Reproduce all records below exactly.

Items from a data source
———
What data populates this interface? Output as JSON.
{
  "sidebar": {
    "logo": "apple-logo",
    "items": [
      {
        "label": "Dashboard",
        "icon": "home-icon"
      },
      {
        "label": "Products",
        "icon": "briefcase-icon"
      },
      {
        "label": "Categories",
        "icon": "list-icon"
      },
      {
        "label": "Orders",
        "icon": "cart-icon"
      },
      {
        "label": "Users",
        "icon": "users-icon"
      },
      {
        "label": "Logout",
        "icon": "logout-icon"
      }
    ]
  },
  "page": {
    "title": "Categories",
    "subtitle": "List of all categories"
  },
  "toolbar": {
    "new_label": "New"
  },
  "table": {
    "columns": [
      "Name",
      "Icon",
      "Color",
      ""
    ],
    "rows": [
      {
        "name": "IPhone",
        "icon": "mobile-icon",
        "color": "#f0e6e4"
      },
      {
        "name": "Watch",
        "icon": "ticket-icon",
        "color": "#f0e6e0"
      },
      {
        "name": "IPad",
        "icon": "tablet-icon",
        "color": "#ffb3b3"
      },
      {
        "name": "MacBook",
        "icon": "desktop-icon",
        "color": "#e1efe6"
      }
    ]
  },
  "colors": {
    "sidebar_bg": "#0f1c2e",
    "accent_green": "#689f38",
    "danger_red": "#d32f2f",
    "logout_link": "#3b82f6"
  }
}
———
## YOUR SOLUTION
What data populates this interface? Output as JSON.
{
  "sidebar": {
    "logo": "apple-logo",
    "items": [
      {
        "label": "Dashboard",
        "icon": "home-icon"
      },
      {
        "label": "Products",
        "icon": "briefcase-icon"
      },
      {
        "label": "Categories",
        "icon": "list-icon"
      },
      {
        "label": "Orders",
        "icon": "cart-icon"
      },
      {
        "label": "Users",
        "icon": "users-icon"
      },
      {
        "label": "Logout",
        "icon": "logout-icon"
      }
    ]
  },
  "page": {
    "title": "Categories",
    "subtitle": "List of all categories"
  },
  "toolbar": {
    "new_label": "New"
  },
  "table": {
    "columns": [
      "Name",
      "Icon",
      "Color",
      ""
    ],
    "rows": [
      {
        "name": "IPhone",
        "icon": "mobile-icon",
        "color": "#f0e6e4"
      },
      {
        "name": "Watch",
        "icon": "ticket-icon",
        "color": "#f0e6e0"
      },
      {
        "name": "IPad",
        "icon": "tablet-icon",
        "color": "#ffb3b3"
      },
      {
        "name": "MacBook",
        "icon": "desktop-icon",
        "color": "#e1efe6"
      }
    ]
  },
  "colors": {
    "sidebar_bg": "#0f1c2e",
    "accent_green": "#689f38",
    "danger_red": "#d32f2f",
    "logout_link": "#3b82f6"
  }
}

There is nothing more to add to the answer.